Interview in writing with Katy Masuga about her new book The Blue of Night
I had a lot of balls in the air when the confinement hit, The Blue of Night being one of them. Some folks I know are having their books pushed to 2021. We don’t know or understand what the future is going to be at this point, so my feeling has been just to go ahead with the book now. The Blue of Night has been in the works for a long time, and I’m ready to get it out of my hands. Perhaps I can draw a connection between the release of this book that shares my fraught childhood with this new forced transformation from the pandemic: despite the pain and suffering, both experiences force an examination of and a breaking free from old bonds that hopefully lead to a better future. I don’t want to romanticize either at all. In fact, I attempt to present my difficult childhood bluntly, and as for the pandemic, I don’t want to hear about boredom or people learning new skills or discovering themselves or whatever. While those things might be great, I want to hear about progressive legislation, the demise of inequalities and monopolies and the protection of the planet and its myriad species including humans. I’m trying to be part of that.
I am a fan of disrupting conventions, exploring the boundaries of rigid systems and pulling apart assumptions. The Blue of Night alternates between imagined present-day experiences with a reconstruction of my childhood. The wild material of such a childhood made me want to be able to share it precisely for what it is as best I am able, while fictionalizing the names and locations and such things. Literature needs to take liberties, to stretch limits, to investigate our own fears and drives, so I wanted to balance —or disrupt, depending how you look at it— the nonfiction with a fully fictionalized present-day within the same narrative frame. Henry Miller was a bit of an accidental master at that, and it really takes some digging to understand how poignant that tool really was in his hands. I don’t pretend to write like Henry, of course, but he is certainly an influence.
My audience is hopefully the reader who is looking for something more than a straight forward story and at the same time appreciates the value and power of genres like memoir and “literary” fiction while being open to learning something radically new and different through an unexpected writerly encounter. I also hope my reader can identify and be lifted up by it. I am at heart a teacher and a mother, and while I strive to deconstruct and defy, I also rebuild and embrace.

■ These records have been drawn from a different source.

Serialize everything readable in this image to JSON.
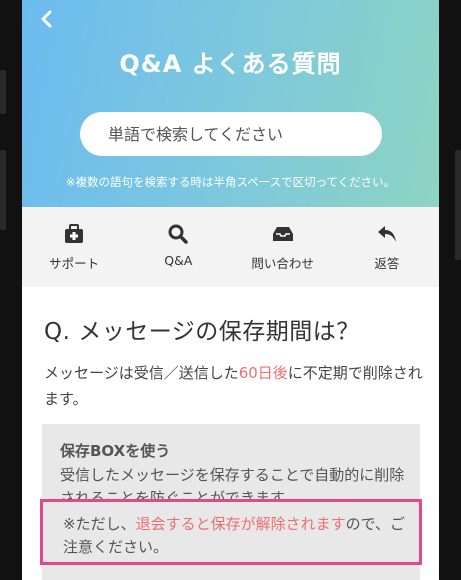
{
  "header": {
    "back_icon": "chevron-left-icon",
    "title": "Q&A よくある質問",
    "search_placeholder": "単語で検索してください",
    "hint": "※複数の語句を検索する時は半角スペースで区切ってください。",
    "gradient_start": "#6cbbef",
    "gradient_end": "#8dd4c4"
  },
  "tabs": [
    {
      "label": "サポート",
      "icon": "first-aid-icon"
    },
    {
      "label": "Q&A",
      "icon": "search-icon"
    },
    {
      "label": "問い合わせ",
      "icon": "inbox-icon"
    },
    {
      "label": "返答",
      "icon": "reply-icon"
    }
  ],
  "question": {
    "title": "Q. メッセージの保存期間は？",
    "answer_pre": "メッセージは受信／送信した",
    "answer_highlight": "60日後",
    "answer_post": "に不定期で削除されます。"
  },
  "note": {
    "title": "保存BOXを使う",
    "text": "受信したメッセージを保存することで自動的に削除されることを防ぐことができます。"
  },
  "warning": {
    "pre": "※ただし、",
    "highlight": "退会すると保存が解除されます",
    "post": "ので、ご注意ください。"
  },
  "colors": {
    "highlight": "#ee6f6f",
    "warning_border": "#e5488a"
  }
}
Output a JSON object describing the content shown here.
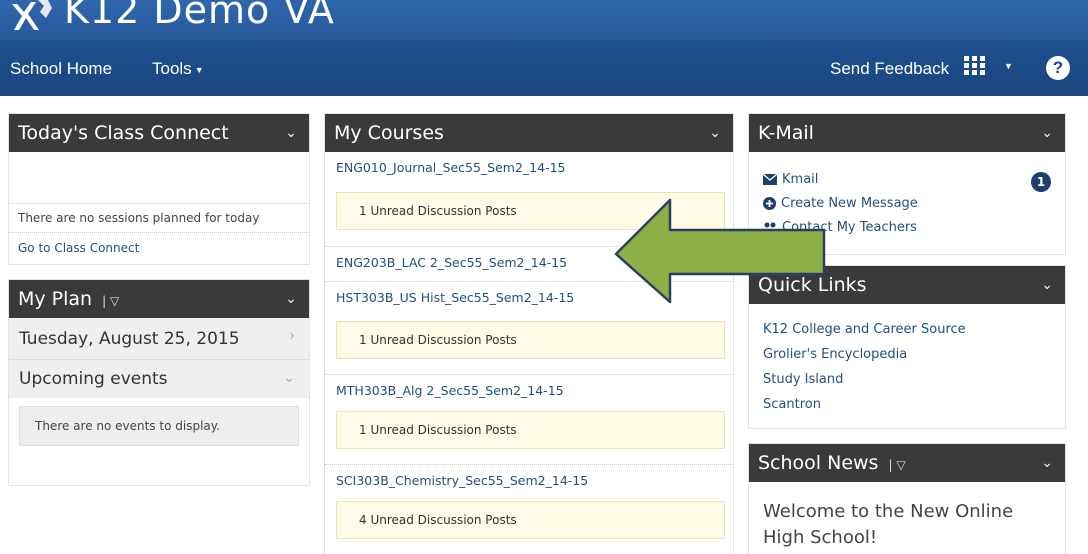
{
  "header": {
    "school_name": "K12 Demo VA",
    "nav": {
      "home": "School Home",
      "tools": "Tools",
      "feedback": "Send Feedback",
      "help": "?"
    }
  },
  "class_connect": {
    "title": "Today's Class Connect",
    "empty": "There are no sessions planned for today",
    "link": "Go to Class Connect"
  },
  "my_plan": {
    "title": "My Plan",
    "date": "Tuesday, August 25, 2015",
    "upcoming": "Upcoming events",
    "no_events": "There are no events to display."
  },
  "my_courses": {
    "title": "My Courses",
    "courses": [
      {
        "name": "ENG010_Journal_Sec55_Sem2_14-15",
        "unread": "1 Unread Discussion Posts"
      },
      {
        "name": "ENG203B_LAC 2_Sec55_Sem2_14-15",
        "unread": ""
      },
      {
        "name": "HST303B_US Hist_Sec55_Sem2_14-15",
        "unread": "1 Unread Discussion Posts"
      },
      {
        "name": "MTH303B_Alg 2_Sec55_Sem2_14-15",
        "unread": "1 Unread Discussion Posts"
      },
      {
        "name": "SCI303B_Chemistry_Sec55_Sem2_14-15",
        "unread": "4 Unread Discussion Posts"
      }
    ]
  },
  "kmail": {
    "title": "K-Mail",
    "kmail_link": "Kmail",
    "unread_count": "1",
    "create": "Create New Message",
    "contact": "Contact My Teachers"
  },
  "quick_links": {
    "title": "Quick Links",
    "links": [
      "K12 College and Career Source",
      "Grolier's Encyclopedia",
      "Study Island",
      "Scantron"
    ]
  },
  "school_news": {
    "title": "School News",
    "headline": "Welcome to the New Online High School!"
  },
  "colors": {
    "nav_blue": "#1b467f",
    "panel_header": "#3a3a3a",
    "link": "#23507e",
    "unread_bg": "#fffbe6",
    "arrow_green": "#8db046"
  }
}
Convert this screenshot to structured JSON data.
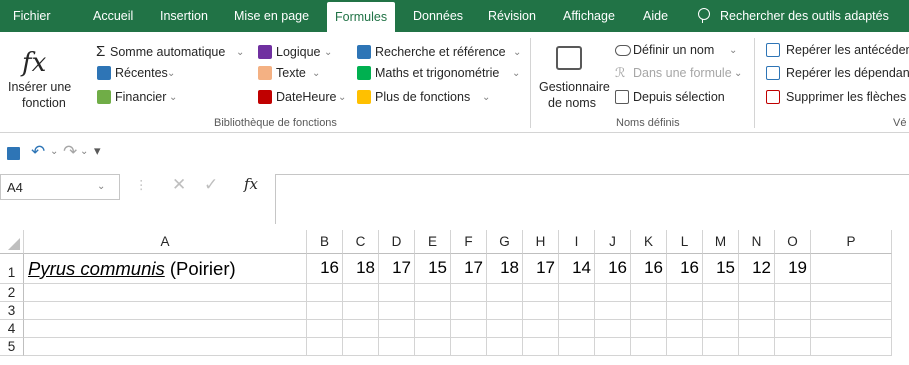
{
  "tabs": [
    "Fichier",
    "Accueil",
    "Insertion",
    "Mise en page",
    "Formules",
    "Données",
    "Révision",
    "Affichage",
    "Aide"
  ],
  "active_tab": "Formules",
  "tell_me": "Rechercher des outils adaptés",
  "ribbon": {
    "insert_function": [
      "Insérer une",
      "fonction"
    ],
    "library": {
      "autosum": "Somme automatique",
      "recent": "Récentes",
      "financial": "Financier",
      "logical": "Logique",
      "text": "Texte",
      "datetime": "DateHeure",
      "lookup": "Recherche et référence",
      "math": "Maths et trigonométrie",
      "more": "Plus de fonctions",
      "group_label": "Bibliothèque de fonctions"
    },
    "names": {
      "manager": [
        "Gestionnaire",
        "de noms"
      ],
      "define": "Définir un nom",
      "use_in_formula": "Dans une formule",
      "create_from_selection": "Depuis sélection",
      "group_label": "Noms définis"
    },
    "audit": {
      "precedents": "Repérer les antécédents",
      "dependents": "Repérer les dépendants",
      "remove_arrows": "Supprimer les flèches",
      "group_label": "Vé"
    }
  },
  "formula_bar": {
    "name_box": "A4",
    "fx": "fx",
    "value": ""
  },
  "columns": [
    "A",
    "B",
    "C",
    "D",
    "E",
    "F",
    "G",
    "H",
    "I",
    "J",
    "K",
    "L",
    "M",
    "N",
    "O",
    "P"
  ],
  "rows": [
    "1",
    "2",
    "3",
    "4",
    "5"
  ],
  "row1": {
    "species": "Pyrus communis",
    "common": "(Poirier)",
    "values": [
      16,
      18,
      17,
      15,
      17,
      18,
      17,
      14,
      16,
      16,
      16,
      15,
      12,
      19
    ]
  },
  "colors": {
    "excel_green": "#217346",
    "gridline": "#d4d4d4"
  }
}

I humbly believe The Blue of Night is important to read, as there is something to learn in there that I can’t consciously claim to understand myself but that I hope can be useful or impactful to the unsuspecting yet open reader. You, who have a mother, are in this book. You, who have loved and been pained by love, are in this book. And in another sense, you who have probably not had to eat old bread from a garbage can or go without eating altogether for many days as a child or been winded by the slam of the gavel at your mother’s sentencing will learn something singular and painful and finally beautiful from this book.
I got bit by Henry Miller in grad school when looking for a PhD dissertation topic. He made me laugh out loud, and that seemed like the best foundation for a doctoral project. Henry Miller is not hugely studied at university (but I think more and more), which is a kind of double edged sword: he claimed to disdain organized learning for its stifled approach, and organized learning seems to overlook his significance. I find staunch divisions to be self destructive. One body cannot shut out another without both and more being harmed. The moment we claim purity from or contempt for one domain or another, we lose everything, we lose learning. Henry was an autodidact, but not everyone is born a Henry Miller, able to absorb and analyze the world on one’s own in great gulps. Where and how do we find each other? We need Henry Miller and other “fringe” writers everywhere in our lives for growth, change, beauty, exposure, depth and numerous other intangibles, and we need them in our education particularly because they disrupt the standards and are very good teachers for accessing the unfamiliar, for examining difference and what makes us uncomfortable and why, and for inventing, creating, playing.